David Gesualdi, a graduate student pursuing his Ed.D. in K-12 administration at the School of Education, has been awarded a Standing Ovation Excellence in Classroom Innovation Award from DC Public Schools. Gesualdi is a health and physical education teacher at MacFarland Middle School and Roosevelt Senior High School in Washington, D.C.


Now in his tenth year of teaching, Gesualdi attributes his success to a passion for supporting the growth and achievement of his students. "This award is a reflection of an intentional and unwavering focus on my young people,” said Gesualdi. "In terms of innovation, like all educators who want the best for their students, I have been determined to seek out opportunities that extend learning.”

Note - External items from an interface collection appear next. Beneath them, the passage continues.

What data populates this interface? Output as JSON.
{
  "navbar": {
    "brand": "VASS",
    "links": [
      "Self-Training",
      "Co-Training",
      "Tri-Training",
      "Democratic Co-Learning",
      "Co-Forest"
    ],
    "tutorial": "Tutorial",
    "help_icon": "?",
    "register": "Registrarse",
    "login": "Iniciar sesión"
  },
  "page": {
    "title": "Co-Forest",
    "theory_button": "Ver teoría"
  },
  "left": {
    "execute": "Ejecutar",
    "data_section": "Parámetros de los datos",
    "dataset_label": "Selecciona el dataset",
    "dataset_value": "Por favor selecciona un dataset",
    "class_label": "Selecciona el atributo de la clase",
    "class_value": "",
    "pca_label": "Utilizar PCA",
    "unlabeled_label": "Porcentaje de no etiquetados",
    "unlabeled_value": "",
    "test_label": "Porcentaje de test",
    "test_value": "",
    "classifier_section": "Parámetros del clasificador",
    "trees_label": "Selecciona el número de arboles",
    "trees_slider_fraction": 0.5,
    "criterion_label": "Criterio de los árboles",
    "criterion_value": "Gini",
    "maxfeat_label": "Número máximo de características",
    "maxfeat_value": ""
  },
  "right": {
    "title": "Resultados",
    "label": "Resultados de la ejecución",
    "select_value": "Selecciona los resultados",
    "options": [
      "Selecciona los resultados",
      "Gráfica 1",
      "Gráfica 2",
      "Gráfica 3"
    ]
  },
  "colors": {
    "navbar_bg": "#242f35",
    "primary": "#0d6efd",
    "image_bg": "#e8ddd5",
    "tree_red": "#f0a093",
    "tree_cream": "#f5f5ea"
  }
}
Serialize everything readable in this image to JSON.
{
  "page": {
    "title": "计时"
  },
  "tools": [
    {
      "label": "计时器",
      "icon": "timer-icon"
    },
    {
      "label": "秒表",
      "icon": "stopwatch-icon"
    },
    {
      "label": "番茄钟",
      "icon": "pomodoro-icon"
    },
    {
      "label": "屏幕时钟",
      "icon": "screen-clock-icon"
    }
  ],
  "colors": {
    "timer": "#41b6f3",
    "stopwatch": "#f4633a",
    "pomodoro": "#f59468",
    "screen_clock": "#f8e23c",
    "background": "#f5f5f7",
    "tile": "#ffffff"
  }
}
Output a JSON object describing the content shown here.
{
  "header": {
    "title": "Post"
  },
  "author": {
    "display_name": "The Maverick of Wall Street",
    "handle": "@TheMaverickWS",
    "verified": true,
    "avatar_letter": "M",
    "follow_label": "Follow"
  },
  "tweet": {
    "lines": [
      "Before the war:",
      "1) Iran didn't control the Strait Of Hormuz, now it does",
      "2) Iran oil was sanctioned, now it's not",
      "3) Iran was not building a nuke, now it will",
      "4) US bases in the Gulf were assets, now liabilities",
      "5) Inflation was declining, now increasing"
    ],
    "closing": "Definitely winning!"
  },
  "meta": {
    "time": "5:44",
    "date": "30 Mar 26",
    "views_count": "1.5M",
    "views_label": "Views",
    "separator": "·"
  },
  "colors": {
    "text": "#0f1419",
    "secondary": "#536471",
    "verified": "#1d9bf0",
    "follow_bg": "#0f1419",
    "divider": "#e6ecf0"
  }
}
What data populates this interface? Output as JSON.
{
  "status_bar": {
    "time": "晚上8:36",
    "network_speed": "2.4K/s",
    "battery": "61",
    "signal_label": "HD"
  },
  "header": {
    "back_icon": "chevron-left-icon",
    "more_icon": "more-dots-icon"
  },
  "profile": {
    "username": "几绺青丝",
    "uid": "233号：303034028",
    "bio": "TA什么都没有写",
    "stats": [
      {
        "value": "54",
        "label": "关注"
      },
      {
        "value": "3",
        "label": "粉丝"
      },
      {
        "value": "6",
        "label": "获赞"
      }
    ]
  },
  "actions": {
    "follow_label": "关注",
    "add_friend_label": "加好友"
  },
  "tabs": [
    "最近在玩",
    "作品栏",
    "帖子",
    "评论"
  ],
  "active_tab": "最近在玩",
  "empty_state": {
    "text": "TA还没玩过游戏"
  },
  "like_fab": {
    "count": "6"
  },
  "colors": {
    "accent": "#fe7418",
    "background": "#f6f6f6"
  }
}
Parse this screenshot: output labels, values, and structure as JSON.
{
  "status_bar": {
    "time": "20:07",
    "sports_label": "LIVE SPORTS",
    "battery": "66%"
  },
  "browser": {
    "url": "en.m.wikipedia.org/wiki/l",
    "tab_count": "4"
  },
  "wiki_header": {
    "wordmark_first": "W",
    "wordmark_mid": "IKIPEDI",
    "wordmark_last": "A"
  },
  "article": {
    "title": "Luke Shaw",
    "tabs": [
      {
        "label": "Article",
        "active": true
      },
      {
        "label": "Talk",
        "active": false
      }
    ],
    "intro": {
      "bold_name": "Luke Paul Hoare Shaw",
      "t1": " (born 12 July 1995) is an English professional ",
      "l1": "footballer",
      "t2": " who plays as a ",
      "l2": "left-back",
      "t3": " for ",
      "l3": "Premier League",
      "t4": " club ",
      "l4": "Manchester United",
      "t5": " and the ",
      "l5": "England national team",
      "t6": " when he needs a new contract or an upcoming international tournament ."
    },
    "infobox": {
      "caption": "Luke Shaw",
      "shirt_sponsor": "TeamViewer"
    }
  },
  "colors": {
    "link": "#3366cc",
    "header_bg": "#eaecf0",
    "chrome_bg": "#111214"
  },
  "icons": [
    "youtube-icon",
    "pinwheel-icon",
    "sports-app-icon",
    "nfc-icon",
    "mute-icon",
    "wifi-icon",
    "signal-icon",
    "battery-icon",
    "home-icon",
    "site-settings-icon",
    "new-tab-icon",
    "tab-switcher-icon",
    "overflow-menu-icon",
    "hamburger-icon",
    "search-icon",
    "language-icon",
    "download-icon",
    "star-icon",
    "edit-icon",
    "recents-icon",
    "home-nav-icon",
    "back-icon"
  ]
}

Seeking a new challenge for himself to grow as an educator brought him to the Educational Policy, Planning and Leadership department at the William & Mary School of Education, where he’s now pursuing an Executive Ed.D. in K-12 administration. The hybrid program combines online instruction with weekend and summer sessions, allowing working professionals to complete a doctoral degree in less than three years.

Having spent so long focusing directly on students, he’s now enjoying the opportunity to explore educational policy and practice from a wider angle. “Our program is providing a macro-lens of education, allowing me to analyze my own worldview and educational philosophy, dive into school-based analytics, understand best practices on meta-analyses and so much more,” he said.

Gesualdi has had numerous opportunities to push his development as an educator, including the PEEL Fellowship, TeachPlus Teaching Policy Fellowship, CityBridge Education Innovation Fellowship, the T3 Initiative and the Capital Commitment Fellowship. Each has challenged him to make his teaching more intentional, and has yielded new learning opportunities for his students.

By applying design thinking to his teaching, Gesualdi focuses on being empathetic to his students' needs, wants, interests and triggers. "I get to know my students, reserve all judgment and define problems based on the learning, not on a test score,” he said. "My hope is that this award will provide other practitioners an example of how bucking a trend while remaining unapologetically focused on students can yield unimaginable results.”

With interests in personalized learning, user-centered learning experiences and turnaround programs that focus on child trauma and poverty, Gesualdi hopes to eventually lead a mission-driven non-profit organization or network of high-performing schools. “I’m a strong believer in autonomous practices for teachers, and I’m determined to help lead this change for the profession."